The Sahara desert once had a branched river system in Antiquity and the vast African landscape was not as desolate as it is today.
Scientists have reached this conclusion from their research, publishing it in the Nature Communications journal. According to experts, the river was part of the Tamanrasset system.
The experimental system PALSAR and the Japanese ALOS have shown experts 3D images that reveal the ancient channels concealed beneath the sands of the modern-day desert.
The river flowed there about 5000 years ago and its source was in all likelihood the southern parts of the Atlas Mountains and the Ahaggar Plateau, located on the territory of modern Algeria.
The ancient river had numerous tributaries and was one of the longest rivers in Africa. If it were still around today it would have been among the 12 largest rivers.
The river flowed into the Atlantic Ocean, and scientists posit that the water allowed for the development of plant and animal life.

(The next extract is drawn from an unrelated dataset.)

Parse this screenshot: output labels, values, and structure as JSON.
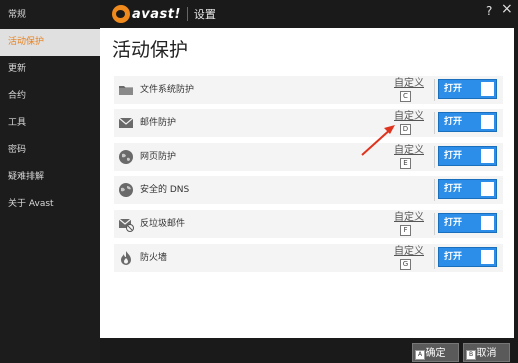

Cave drawings made thousands of years ago reveal that in the past the region was teeming with wild animals, from hippopotamuses to giraffes, and that ancient herdsmen bred large horned livestock there.
The theory that a river once flowed through the Sahara was first brought up a decade ago. Researchers from the National Oceanography Centre in Southampton discovered an entire underwater canyon and continental shelf along the beaches of Mauritania in 2003.
But they found no direct evidence of an ancient river. Using the data as a starting point, researchers managed to find the ancient riverbed which matched the canyon along the beaches they had seen earlier.
This study tells us that climate can change unbelievably quickly, to the point where nearly all traces of a wide waterway are buried within several thousand years, while the local ecosystem changes beyond recognition.